## Task requirements
Could you repeat the records below exactly, without the pictures?

══════════

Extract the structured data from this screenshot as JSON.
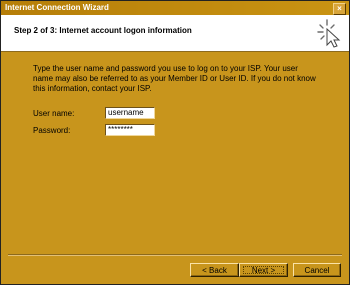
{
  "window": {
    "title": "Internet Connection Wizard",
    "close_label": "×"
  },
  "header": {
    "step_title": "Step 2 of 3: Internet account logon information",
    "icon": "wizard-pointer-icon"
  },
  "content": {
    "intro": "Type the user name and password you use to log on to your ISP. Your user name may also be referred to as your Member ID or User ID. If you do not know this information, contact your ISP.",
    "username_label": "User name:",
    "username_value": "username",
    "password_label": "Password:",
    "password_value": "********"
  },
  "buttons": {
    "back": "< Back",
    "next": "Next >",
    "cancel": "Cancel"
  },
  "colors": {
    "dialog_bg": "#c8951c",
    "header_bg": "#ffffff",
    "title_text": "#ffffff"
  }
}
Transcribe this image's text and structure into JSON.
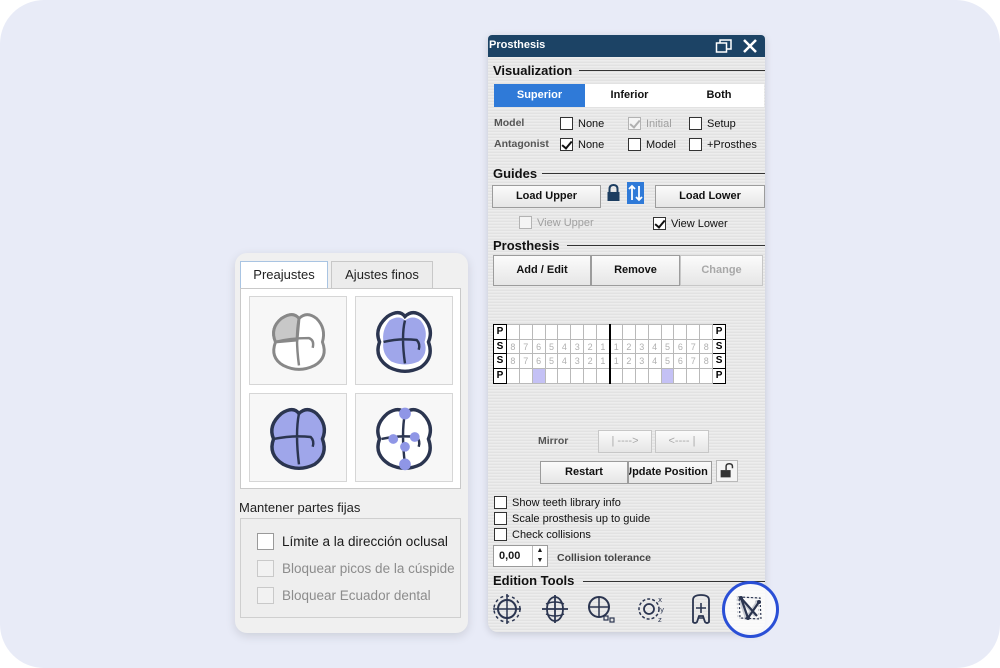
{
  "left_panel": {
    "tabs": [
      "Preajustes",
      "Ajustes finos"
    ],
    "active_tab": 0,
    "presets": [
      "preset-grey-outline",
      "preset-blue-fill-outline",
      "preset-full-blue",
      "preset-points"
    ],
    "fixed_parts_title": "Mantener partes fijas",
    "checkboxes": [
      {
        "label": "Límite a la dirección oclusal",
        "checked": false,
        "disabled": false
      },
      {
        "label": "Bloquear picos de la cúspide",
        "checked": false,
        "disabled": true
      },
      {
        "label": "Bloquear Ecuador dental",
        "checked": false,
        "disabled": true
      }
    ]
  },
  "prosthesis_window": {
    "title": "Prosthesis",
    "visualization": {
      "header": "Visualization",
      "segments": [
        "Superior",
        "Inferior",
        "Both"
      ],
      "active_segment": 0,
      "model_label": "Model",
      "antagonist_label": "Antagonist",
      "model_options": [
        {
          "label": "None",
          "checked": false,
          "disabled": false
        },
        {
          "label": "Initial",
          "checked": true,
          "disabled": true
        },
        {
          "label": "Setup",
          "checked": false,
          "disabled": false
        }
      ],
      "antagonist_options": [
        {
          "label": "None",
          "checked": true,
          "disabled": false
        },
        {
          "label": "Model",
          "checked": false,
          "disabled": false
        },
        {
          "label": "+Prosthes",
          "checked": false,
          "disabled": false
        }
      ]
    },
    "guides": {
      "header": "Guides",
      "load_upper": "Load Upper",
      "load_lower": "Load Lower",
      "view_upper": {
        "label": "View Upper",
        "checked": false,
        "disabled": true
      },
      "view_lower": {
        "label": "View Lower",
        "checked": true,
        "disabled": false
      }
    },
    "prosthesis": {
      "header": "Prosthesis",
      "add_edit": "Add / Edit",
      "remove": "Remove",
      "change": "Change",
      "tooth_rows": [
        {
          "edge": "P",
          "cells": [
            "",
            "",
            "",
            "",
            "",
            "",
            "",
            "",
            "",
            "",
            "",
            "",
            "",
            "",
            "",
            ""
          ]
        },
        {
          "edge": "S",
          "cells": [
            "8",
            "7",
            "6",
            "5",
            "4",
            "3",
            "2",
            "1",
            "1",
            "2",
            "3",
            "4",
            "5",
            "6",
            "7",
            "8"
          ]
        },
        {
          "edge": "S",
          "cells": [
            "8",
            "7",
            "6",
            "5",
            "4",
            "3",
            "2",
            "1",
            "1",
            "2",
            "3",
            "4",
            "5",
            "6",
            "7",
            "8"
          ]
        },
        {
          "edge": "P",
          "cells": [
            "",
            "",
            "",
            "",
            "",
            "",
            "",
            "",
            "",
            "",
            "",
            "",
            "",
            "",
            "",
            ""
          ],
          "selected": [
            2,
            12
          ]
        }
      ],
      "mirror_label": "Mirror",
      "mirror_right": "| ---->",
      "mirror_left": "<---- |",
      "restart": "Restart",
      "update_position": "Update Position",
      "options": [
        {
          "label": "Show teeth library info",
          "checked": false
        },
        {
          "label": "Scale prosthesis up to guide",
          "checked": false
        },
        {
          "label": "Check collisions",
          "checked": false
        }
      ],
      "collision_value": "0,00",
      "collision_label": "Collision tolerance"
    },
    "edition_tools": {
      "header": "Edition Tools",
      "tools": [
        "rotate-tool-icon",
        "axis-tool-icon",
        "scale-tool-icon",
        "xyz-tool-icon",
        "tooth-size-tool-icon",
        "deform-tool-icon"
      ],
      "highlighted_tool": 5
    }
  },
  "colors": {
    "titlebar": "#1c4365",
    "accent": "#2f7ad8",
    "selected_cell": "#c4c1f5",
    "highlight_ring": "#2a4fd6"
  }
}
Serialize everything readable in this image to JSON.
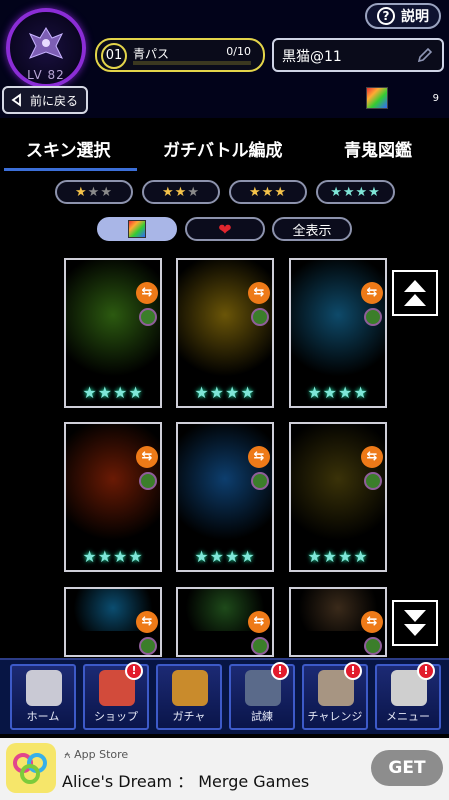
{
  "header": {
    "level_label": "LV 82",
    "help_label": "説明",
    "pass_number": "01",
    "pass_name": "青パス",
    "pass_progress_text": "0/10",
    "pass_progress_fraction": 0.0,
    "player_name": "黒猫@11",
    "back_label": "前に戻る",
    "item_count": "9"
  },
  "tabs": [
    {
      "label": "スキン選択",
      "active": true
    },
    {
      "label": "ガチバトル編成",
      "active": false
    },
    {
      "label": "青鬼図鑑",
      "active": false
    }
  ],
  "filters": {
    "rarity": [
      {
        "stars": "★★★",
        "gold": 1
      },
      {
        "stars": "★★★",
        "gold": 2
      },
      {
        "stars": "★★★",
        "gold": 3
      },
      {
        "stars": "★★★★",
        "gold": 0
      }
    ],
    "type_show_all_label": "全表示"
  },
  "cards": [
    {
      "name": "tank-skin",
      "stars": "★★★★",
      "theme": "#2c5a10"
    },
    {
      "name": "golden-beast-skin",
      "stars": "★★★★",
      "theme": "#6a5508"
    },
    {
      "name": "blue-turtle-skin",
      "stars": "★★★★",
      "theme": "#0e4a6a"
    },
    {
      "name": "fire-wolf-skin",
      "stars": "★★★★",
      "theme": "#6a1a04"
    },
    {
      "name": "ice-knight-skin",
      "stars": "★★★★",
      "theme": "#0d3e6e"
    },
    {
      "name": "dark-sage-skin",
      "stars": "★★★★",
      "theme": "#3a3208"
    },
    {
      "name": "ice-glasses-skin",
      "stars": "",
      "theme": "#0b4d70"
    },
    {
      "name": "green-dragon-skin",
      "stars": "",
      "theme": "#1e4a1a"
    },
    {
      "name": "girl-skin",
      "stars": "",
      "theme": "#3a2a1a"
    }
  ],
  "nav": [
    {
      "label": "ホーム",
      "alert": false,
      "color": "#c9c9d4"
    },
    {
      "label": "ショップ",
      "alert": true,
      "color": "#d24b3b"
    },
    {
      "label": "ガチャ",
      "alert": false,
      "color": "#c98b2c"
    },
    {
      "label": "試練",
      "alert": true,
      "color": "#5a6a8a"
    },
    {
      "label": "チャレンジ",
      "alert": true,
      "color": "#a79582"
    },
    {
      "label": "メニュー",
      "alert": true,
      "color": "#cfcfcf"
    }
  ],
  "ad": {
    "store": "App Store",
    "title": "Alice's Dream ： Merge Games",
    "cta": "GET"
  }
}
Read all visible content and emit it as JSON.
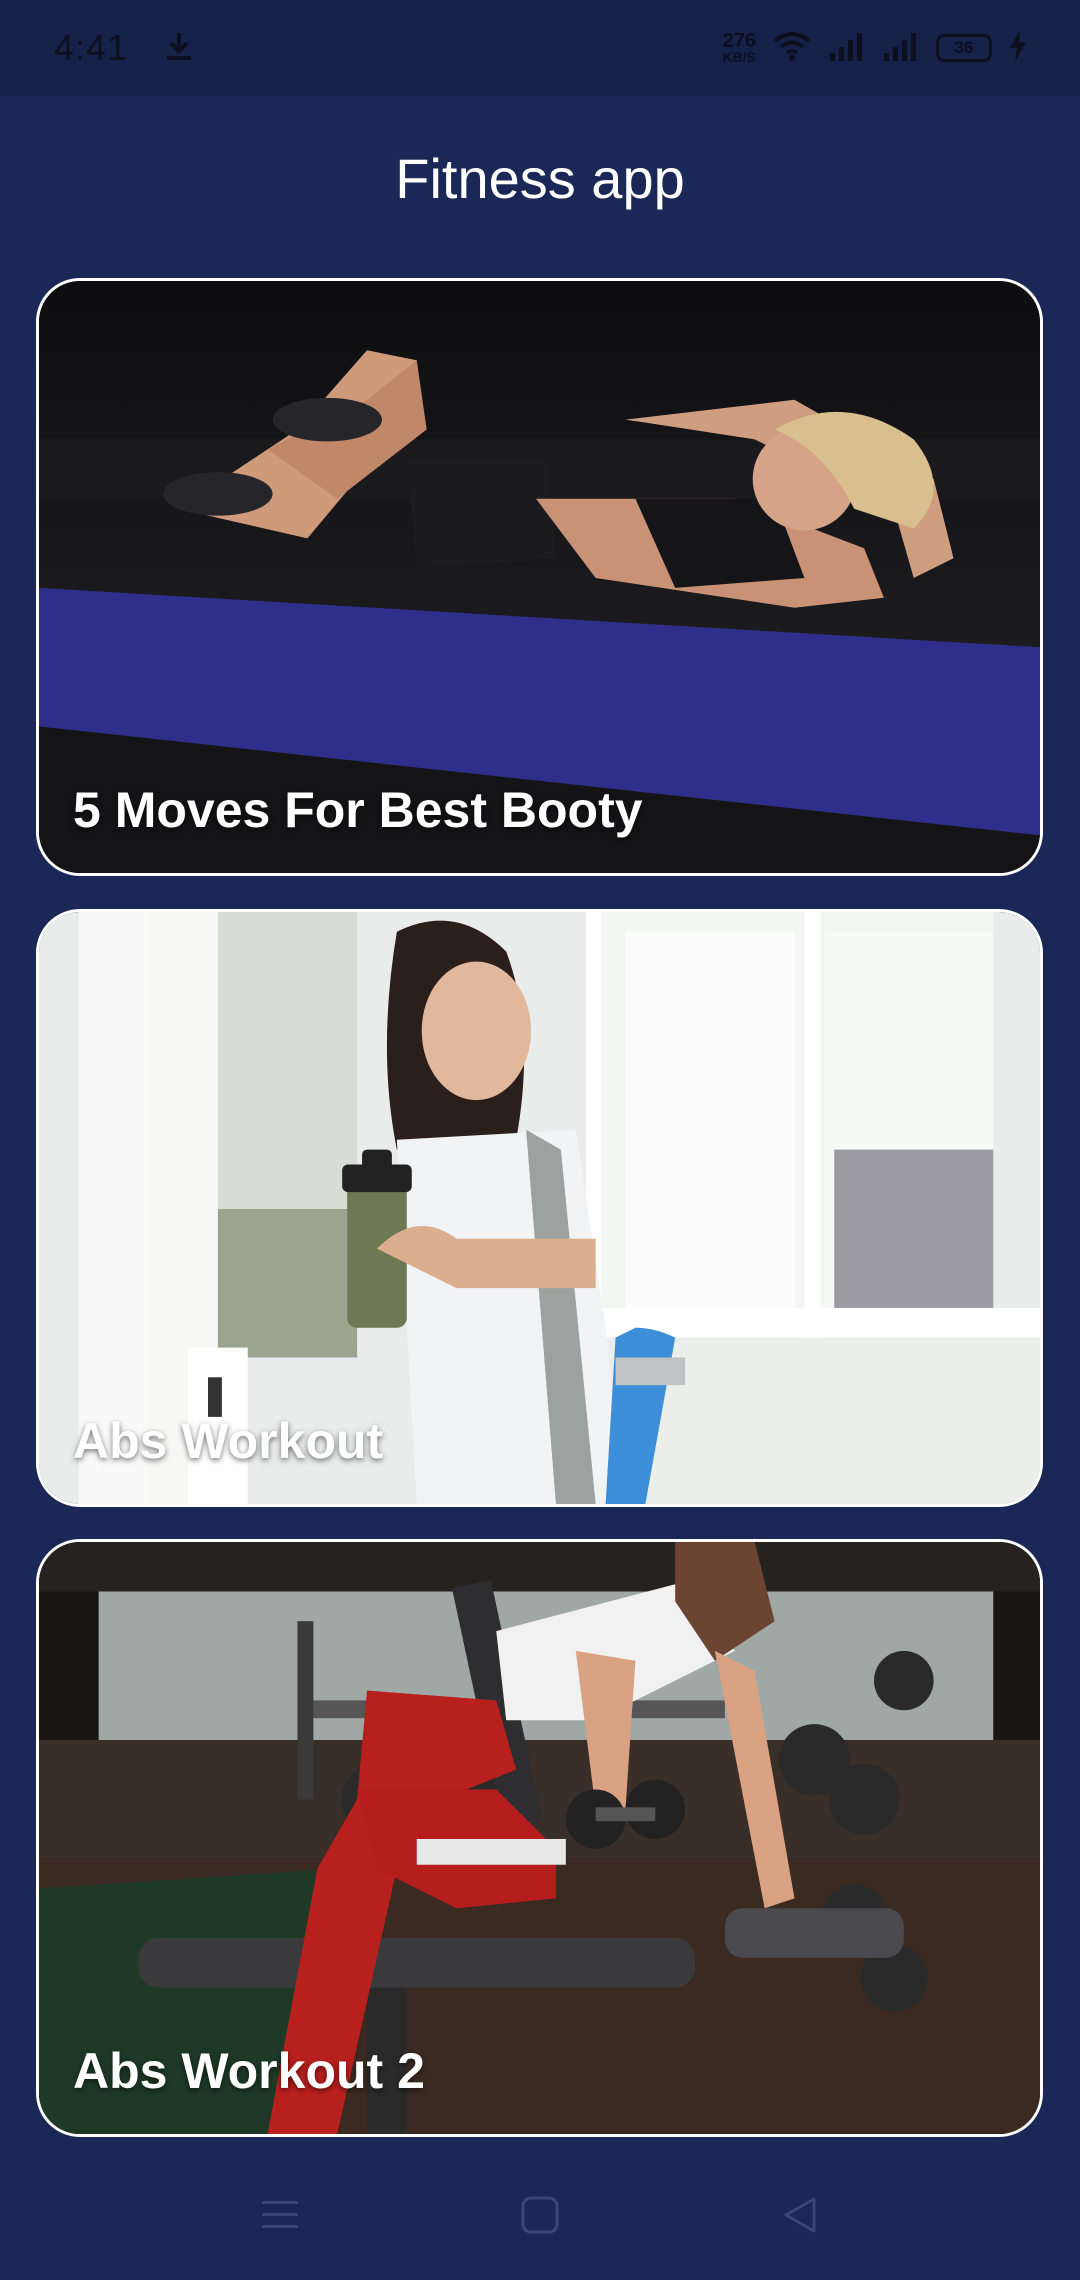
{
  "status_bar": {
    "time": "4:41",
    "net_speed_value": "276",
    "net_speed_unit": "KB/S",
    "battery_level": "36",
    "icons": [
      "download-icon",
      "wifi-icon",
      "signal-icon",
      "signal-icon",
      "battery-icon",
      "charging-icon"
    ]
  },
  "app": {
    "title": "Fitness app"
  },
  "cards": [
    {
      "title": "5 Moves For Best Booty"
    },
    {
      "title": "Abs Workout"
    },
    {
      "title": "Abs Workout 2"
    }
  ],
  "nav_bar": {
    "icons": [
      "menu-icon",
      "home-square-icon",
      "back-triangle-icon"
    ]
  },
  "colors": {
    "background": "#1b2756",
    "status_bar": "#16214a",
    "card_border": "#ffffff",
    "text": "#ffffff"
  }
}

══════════

## Problem solution
Extract the structured data from this screenshot as JSON.
{
  "window": {
    "title": "Internet Connection Wizard",
    "close_label": "×"
  },
  "header": {
    "step_title": "Step 2 of 3: Internet account logon information",
    "icon": "wizard-pointer-icon"
  },
  "content": {
    "intro": "Type the user name and password you use to log on to your ISP. Your user name may also be referred to as your Member ID or User ID. If you do not know this information, contact your ISP.",
    "username_label": "User name:",
    "username_value": "username",
    "password_label": "Password:",
    "password_value": "********"
  },
  "buttons": {
    "back": "< Back",
    "next": "Next >",
    "cancel": "Cancel"
  },
  "colors": {
    "dialog_bg": "#c8951c",
    "header_bg": "#ffffff",
    "title_text": "#ffffff"
  }
}
Transcribe this image's text and structure into JSON.
{
  "left_panel": {
    "tabs": [
      "Preajustes",
      "Ajustes finos"
    ],
    "active_tab": 0,
    "presets": [
      "preset-grey-outline",
      "preset-blue-fill-outline",
      "preset-full-blue",
      "preset-points"
    ],
    "fixed_parts_title": "Mantener partes fijas",
    "checkboxes": [
      {
        "label": "Límite a la dirección oclusal",
        "checked": false,
        "disabled": false
      },
      {
        "label": "Bloquear picos de la cúspide",
        "checked": false,
        "disabled": true
      },
      {
        "label": "Bloquear Ecuador dental",
        "checked": false,
        "disabled": true
      }
    ]
  },
  "prosthesis_window": {
    "title": "Prosthesis",
    "visualization": {
      "header": "Visualization",
      "segments": [
        "Superior",
        "Inferior",
        "Both"
      ],
      "active_segment": 0,
      "model_label": "Model",
      "antagonist_label": "Antagonist",
      "model_options": [
        {
          "label": "None",
          "checked": false,
          "disabled": false
        },
        {
          "label": "Initial",
          "checked": true,
          "disabled": true
        },
        {
          "label": "Setup",
          "checked": false,
          "disabled": false
        }
      ],
      "antagonist_options": [
        {
          "label": "None",
          "checked": true,
          "disabled": false
        },
        {
          "label": "Model",
          "checked": false,
          "disabled": false
        },
        {
          "label": "+Prosthes",
          "checked": false,
          "disabled": false
        }
      ]
    },
    "guides": {
      "header": "Guides",
      "load_upper": "Load Upper",
      "load_lower": "Load Lower",
      "view_upper": {
        "label": "View Upper",
        "checked": false,
        "disabled": true
      },
      "view_lower": {
        "label": "View Lower",
        "checked": true,
        "disabled": false
      }
    },
    "prosthesis": {
      "header": "Prosthesis",
      "add_edit": "Add / Edit",
      "remove": "Remove",
      "change": "Change",
      "tooth_rows": [
        {
          "edge": "P",
          "cells": [
            "",
            "",
            "",
            "",
            "",
            "",
            "",
            "",
            "",
            "",
            "",
            "",
            "",
            "",
            "",
            ""
          ]
        },
        {
          "edge": "S",
          "cells": [
            "8",
            "7",
            "6",
            "5",
            "4",
            "3",
            "2",
            "1",
            "1",
            "2",
            "3",
            "4",
            "5",
            "6",
            "7",
            "8"
          ]
        },
        {
          "edge": "S",
          "cells": [
            "8",
            "7",
            "6",
            "5",
            "4",
            "3",
            "2",
            "1",
            "1",
            "2",
            "3",
            "4",
            "5",
            "6",
            "7",
            "8"
          ]
        },
        {
          "edge": "P",
          "cells": [
            "",
            "",
            "",
            "",
            "",
            "",
            "",
            "",
            "",
            "",
            "",
            "",
            "",
            "",
            "",
            ""
          ],
          "selected": [
            2,
            12
          ]
        }
      ],
      "mirror_label": "Mirror",
      "mirror_right": "| ---->",
      "mirror_left": "<---- |",
      "restart": "Restart",
      "update_position": "Update Position",
      "options": [
        {
          "label": "Show teeth library info",
          "checked": false
        },
        {
          "label": "Scale prosthesis up to guide",
          "checked": false
        },
        {
          "label": "Check collisions",
          "checked": false
        }
      ],
      "collision_value": "0,00",
      "collision_label": "Collision tolerance"
    },
    "edition_tools": {
      "header": "Edition Tools",
      "tools": [
        "rotate-tool-icon",
        "axis-tool-icon",
        "scale-tool-icon",
        "xyz-tool-icon",
        "tooth-size-tool-icon",
        "deform-tool-icon"
      ],
      "highlighted_tool": 5
    }
  },
  "colors": {
    "titlebar": "#1c4365",
    "accent": "#2f7ad8",
    "selected_cell": "#c4c1f5",
    "highlight_ring": "#2a4fd6"
  }
}
Serialize everything readable in this image to JSON.
{
  "header": {
    "level_label": "LV 82",
    "help_label": "説明",
    "pass_number": "01",
    "pass_name": "青パス",
    "pass_progress_text": "0/10",
    "pass_progress_fraction": 0.0,
    "player_name": "黒猫@11",
    "back_label": "前に戻る",
    "item_count": "9"
  },
  "tabs": [
    {
      "label": "スキン選択",
      "active": true
    },
    {
      "label": "ガチバトル編成",
      "active": false
    },
    {
      "label": "青鬼図鑑",
      "active": false
    }
  ],
  "filters": {
    "rarity": [
      {
        "stars": "★★★",
        "gold": 1
      },
      {
        "stars": "★★★",
        "gold": 2
      },
      {
        "stars": "★★★",
        "gold": 3
      },
      {
        "stars": "★★★★",
        "gold": 0
      }
    ],
    "type_show_all_label": "全表示"
  },
  "cards": [
    {
      "name": "tank-skin",
      "stars": "★★★★",
      "theme": "#2c5a10"
    },
    {
      "name": "golden-beast-skin",
      "stars": "★★★★",
      "theme": "#6a5508"
    },
    {
      "name": "blue-turtle-skin",
      "stars": "★★★★",
      "theme": "#0e4a6a"
    },
    {
      "name": "fire-wolf-skin",
      "stars": "★★★★",
      "theme": "#6a1a04"
    },
    {
      "name": "ice-knight-skin",
      "stars": "★★★★",
      "theme": "#0d3e6e"
    },
    {
      "name": "dark-sage-skin",
      "stars": "★★★★",
      "theme": "#3a3208"
    },
    {
      "name": "ice-glasses-skin",
      "stars": "",
      "theme": "#0b4d70"
    },
    {
      "name": "green-dragon-skin",
      "stars": "",
      "theme": "#1e4a1a"
    },
    {
      "name": "girl-skin",
      "stars": "",
      "theme": "#3a2a1a"
    }
  ],
  "nav": [
    {
      "label": "ホーム",
      "alert": false,
      "color": "#c9c9d4"
    },
    {
      "label": "ショップ",
      "alert": true,
      "color": "#d24b3b"
    },
    {
      "label": "ガチャ",
      "alert": false,
      "color": "#c98b2c"
    },
    {
      "label": "試練",
      "alert": true,
      "color": "#5a6a8a"
    },
    {
      "label": "チャレンジ",
      "alert": true,
      "color": "#a79582"
    },
    {
      "label": "メニュー",
      "alert": true,
      "color": "#cfcfcf"
    }
  ],
  "ad": {
    "store": "App Store",
    "title": "Alice's Dream ： Merge Games",
    "cta": "GET"
  }
}
Read all visible content and emit it as JSON.
{
  "status_bar": {
    "time": "4:41",
    "net_speed_value": "276",
    "net_speed_unit": "KB/S",
    "battery_level": "36",
    "icons": [
      "download-icon",
      "wifi-icon",
      "signal-icon",
      "signal-icon",
      "battery-icon",
      "charging-icon"
    ]
  },
  "app": {
    "title": "Fitness app"
  },
  "cards": [
    {
      "title": "5 Moves For Best Booty"
    },
    {
      "title": "Abs Workout"
    },
    {
      "title": "Abs Workout 2"
    }
  ],
  "nav_bar": {
    "icons": [
      "menu-icon",
      "home-square-icon",
      "back-triangle-icon"
    ]
  },
  "colors": {
    "background": "#1b2756",
    "status_bar": "#16214a",
    "card_border": "#ffffff",
    "text": "#ffffff"
  }
}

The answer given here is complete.